Archive | 12:02 pm

A book that touched my heart

2 Oct

I’ve been a little lax about writing over the last few months. I’ve lost a little of my mojo. but I read a book recently that I can’t stop thinking about, and I really want to write about it. It’s called The Boy at the Back of the Class  and it is Onjali Q. Raúf’s debut novel.

It’s not the deepest book on it’s subject (refugees, friendship) but the voice of the narrator is so heart-felt and beautiful that I couldn’t stop reading.

One of the things that bothered me at first was that I couldn’t tell if the narrator was male or female. As I moved through the book, it mattered less and less, so that, by the end, when the protagonist’s name and gender become evident, it is immaterial. In the same way that the narrator just wants to be friends with the boy, regardless of where he came from, I loved this character and wanted to be their teacher, regardless of gender. Because this kid is every teacher’s dream student, and yet their voice and way of thinking feels authentically nine. (she how I am also not revealing the name or gender?)

There is a scene in the book where our protagonist makes a journey to Buckingham Palace that had me thinking about The BFG. I hope both you and Queen Elizabeth read this lovely book. If the characters were a little older, I’d consider this as a class read aloud.

51bXpHeSDpL._SX324_BO1,204,203,200_

Publisher’s Summary: Told with humor and heart, The Boy at the Back of the Class offers a child’s perspective on the refugee crisis, highlighting the importance of friendship and kindness in a world that doesn’t always make sense.

There used to be an empty chair at the back of Mrs. Khan’s classroom, but on the third Tuesday of the school year a new kid fills it: nine-year-old Ahmet, a Syrian refugee.

The whole class is curious about this new boy–he doesn’t seem to smile, and he doesn’t talk much. But after learning that Ahmet fled a Very Real War and was separated from his family along the way, a determined group of his classmates bands together to concoct the Greatest Idea in the World–a magnificent plan to reunite Ahmet with his loved ones.

This accessible, kid-friendly story about the refugee crisis highlights the community-changing potential of standing as an ally and reminds readers that everyone deserves a place to call home.

The Fat Squirrel Speaks

Knitting, spinning, and assorted awesomeness.

Global Yell Blog

A blog about children's & YA lit, with some basset news thrown in

Jone Rush MacCulloch

Deo Writer: Musings to Spark the Spirit

Klickitat St. Readers

Just another WordPress.com site

Readerbuzz

A blog about children's & YA lit, with some basset news thrown in

PLUMDOG BLOG

A blog about children's & YA lit, with some basset news thrown in

Gail Carriger

A blog about children's & YA lit, with some basset news thrown in

Kate Messner

A blog about children's & YA lit, with some basset news thrown in

Cybils Awards

A blog about children's & YA lit, with some basset news thrown in

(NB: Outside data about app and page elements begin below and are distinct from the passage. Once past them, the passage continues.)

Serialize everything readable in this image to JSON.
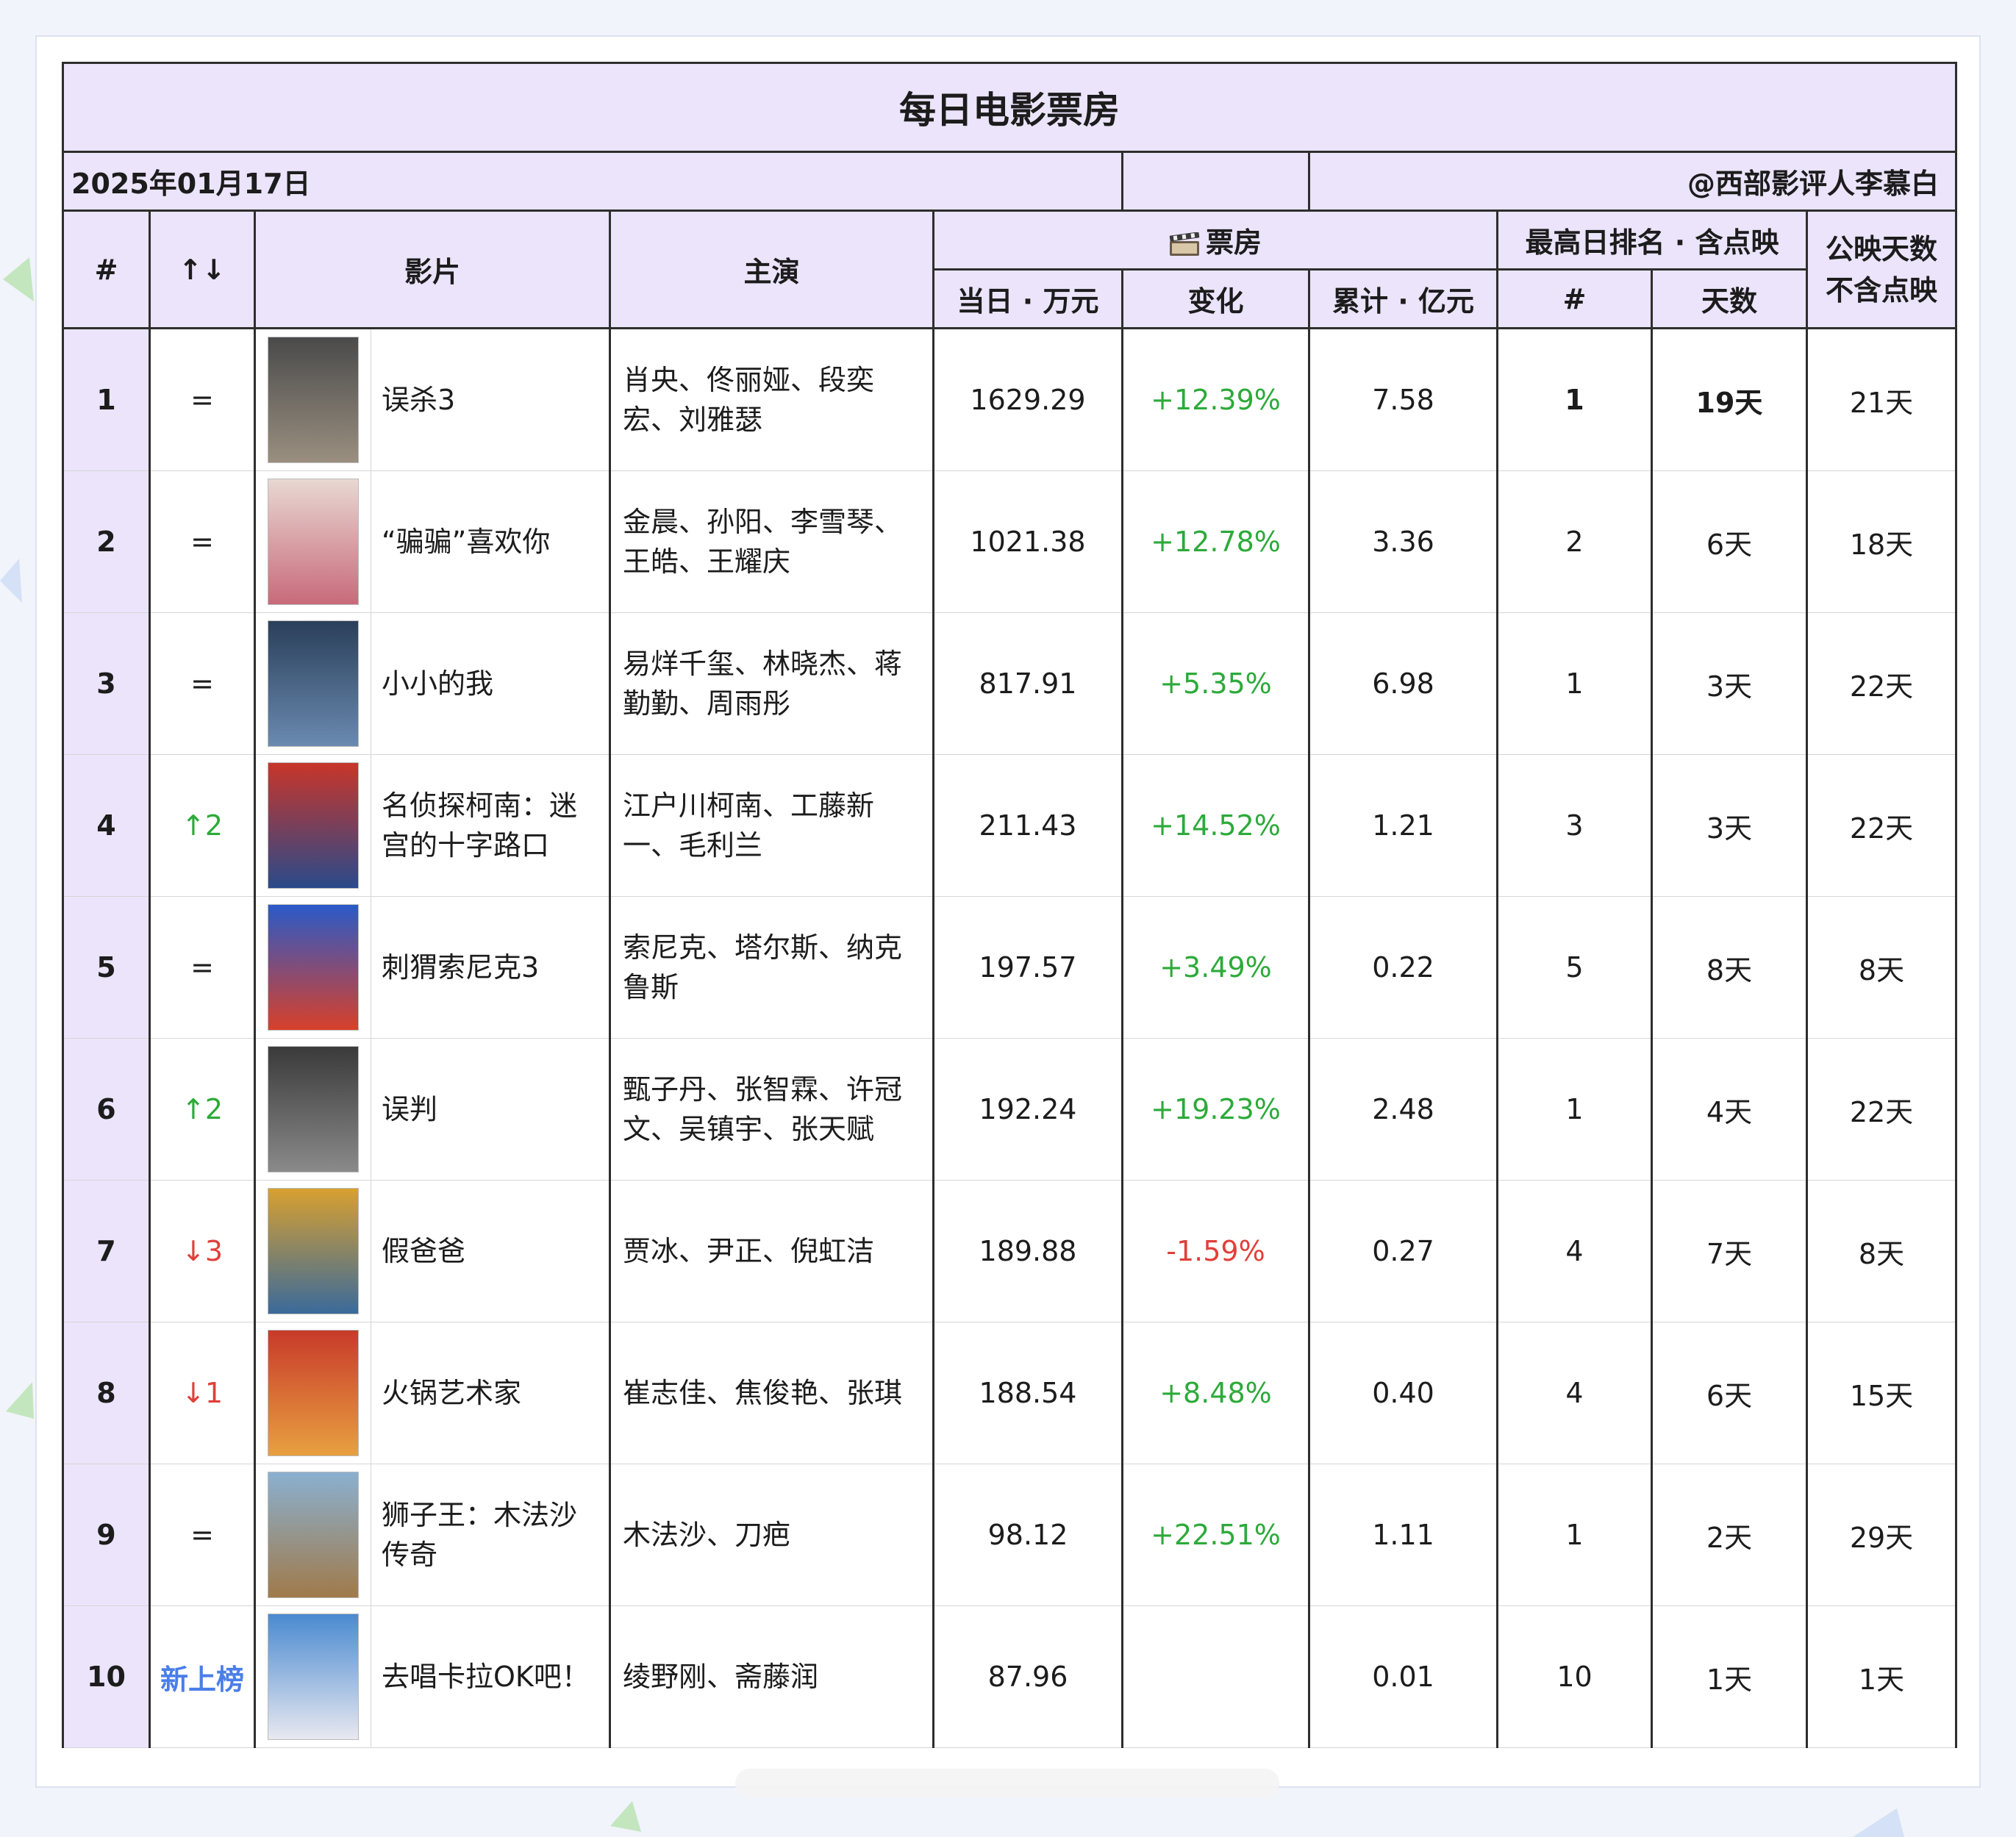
{
  "title": "每日电影票房",
  "date": "2025年01月17日",
  "author": "@西部影评人李慕白",
  "headers": {
    "rank": "#",
    "trend": "↑↓",
    "film": "影片",
    "cast": "主演",
    "box_office_group": "票房",
    "box_office_icon": "film-reel-icon",
    "daily": "当日 · 万元",
    "change": "变化",
    "total": "累计 · 亿元",
    "best_group": "最高日排名 · 含点映",
    "best_rank": "#",
    "best_days": "天数",
    "days_line1": "公映天数",
    "days_line2": "不含点映"
  },
  "colors": {
    "header_bg": "#ebe4fb",
    "up": "#2daa3a",
    "down": "#e0403a",
    "new": "#4a7ee8"
  },
  "rows": [
    {
      "rank": "1",
      "trend": "=",
      "trend_type": "same",
      "film": "误杀3",
      "cast": "肖央、佟丽娅、段奕宏、刘雅瑟",
      "daily": "1629.29",
      "change": "+12.39%",
      "change_type": "pos",
      "total": "7.58",
      "best_rank": "1",
      "best_days": "19天",
      "days": "21天",
      "poster_colors": [
        "#4a4a4a",
        "#9a8f80"
      ]
    },
    {
      "rank": "2",
      "trend": "=",
      "trend_type": "same",
      "film": "“骗骗”喜欢你",
      "cast": "金晨、孙阳、李雪琴、王皓、王耀庆",
      "daily": "1021.38",
      "change": "+12.78%",
      "change_type": "pos",
      "total": "3.36",
      "best_rank": "2",
      "best_days": "6天",
      "days": "18天",
      "poster_colors": [
        "#e8d8d2",
        "#c86a7a"
      ]
    },
    {
      "rank": "3",
      "trend": "=",
      "trend_type": "same",
      "film": "小小的我",
      "cast": "易烊千玺、林晓杰、蒋勤勤、周雨彤",
      "daily": "817.91",
      "change": "+5.35%",
      "change_type": "pos",
      "total": "6.98",
      "best_rank": "1",
      "best_days": "3天",
      "days": "22天",
      "poster_colors": [
        "#2a3f5a",
        "#6a8ab0"
      ]
    },
    {
      "rank": "4",
      "trend": "↑2",
      "trend_type": "up",
      "film": "名侦探柯南：迷宫的十字路口",
      "cast": "江户川柯南、工藤新一、毛利兰",
      "daily": "211.43",
      "change": "+14.52%",
      "change_type": "pos",
      "total": "1.21",
      "best_rank": "3",
      "best_days": "3天",
      "days": "22天",
      "poster_colors": [
        "#c8352a",
        "#2a4a8a"
      ]
    },
    {
      "rank": "5",
      "trend": "=",
      "trend_type": "same",
      "film": "刺猬索尼克3",
      "cast": "索尼克、塔尔斯、纳克鲁斯",
      "daily": "197.57",
      "change": "+3.49%",
      "change_type": "pos",
      "total": "0.22",
      "best_rank": "5",
      "best_days": "8天",
      "days": "8天",
      "poster_colors": [
        "#2a5ac8",
        "#d8402a"
      ]
    },
    {
      "rank": "6",
      "trend": "↑2",
      "trend_type": "up",
      "film": "误判",
      "cast": "甄子丹、张智霖、许冠文、吴镇宇、张天赋",
      "daily": "192.24",
      "change": "+19.23%",
      "change_type": "pos",
      "total": "2.48",
      "best_rank": "1",
      "best_days": "4天",
      "days": "22天",
      "poster_colors": [
        "#3a3a3a",
        "#8a8a8a"
      ]
    },
    {
      "rank": "7",
      "trend": "↓3",
      "trend_type": "down",
      "film": "假爸爸",
      "cast": "贾冰、尹正、倪虹洁",
      "daily": "189.88",
      "change": "-1.59%",
      "change_type": "neg",
      "total": "0.27",
      "best_rank": "4",
      "best_days": "7天",
      "days": "8天",
      "poster_colors": [
        "#d8a030",
        "#3a6a9a"
      ]
    },
    {
      "rank": "8",
      "trend": "↓1",
      "trend_type": "down",
      "film": "火锅艺术家",
      "cast": "崔志佳、焦俊艳、张琪",
      "daily": "188.54",
      "change": "+8.48%",
      "change_type": "pos",
      "total": "0.40",
      "best_rank": "4",
      "best_days": "6天",
      "days": "15天",
      "poster_colors": [
        "#c83a2a",
        "#e8a040"
      ]
    },
    {
      "rank": "9",
      "trend": "=",
      "trend_type": "same",
      "film": "狮子王：木法沙传奇",
      "cast": "木法沙、刀疤",
      "daily": "98.12",
      "change": "+22.51%",
      "change_type": "pos",
      "total": "1.11",
      "best_rank": "1",
      "best_days": "2天",
      "days": "29天",
      "poster_colors": [
        "#8ab0d0",
        "#a07a4a"
      ]
    },
    {
      "rank": "10",
      "trend": "新上榜",
      "trend_type": "new",
      "film": "去唱卡拉OK吧！",
      "cast": "绫野刚、斋藤润",
      "daily": "87.96",
      "change": "",
      "change_type": "none",
      "total": "0.01",
      "best_rank": "10",
      "best_days": "1天",
      "days": "1天",
      "poster_colors": [
        "#4a8ad0",
        "#e8e8f0"
      ]
    }
  ]
}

Someday My Printz Will Come

A blog about children's & YA lit, with some basset news thrown in

The Librarian Who Doesn't Say Shhh!

Opening books to open minds.

andrea gillespie

Inquiring My Way Forward

Kirby's Lane: A Place for Readers and Writers

A blog about children's & YA lit, with some basset news thrown in

The Horn Book

A blog about children's & YA lit, with some basset news thrown in

The History Girls

A blog about children's & YA lit, with some basset news thrown in

Books Around The Table

A potluck of ideas from five children's book authors and illustrators

%d bloggers like this: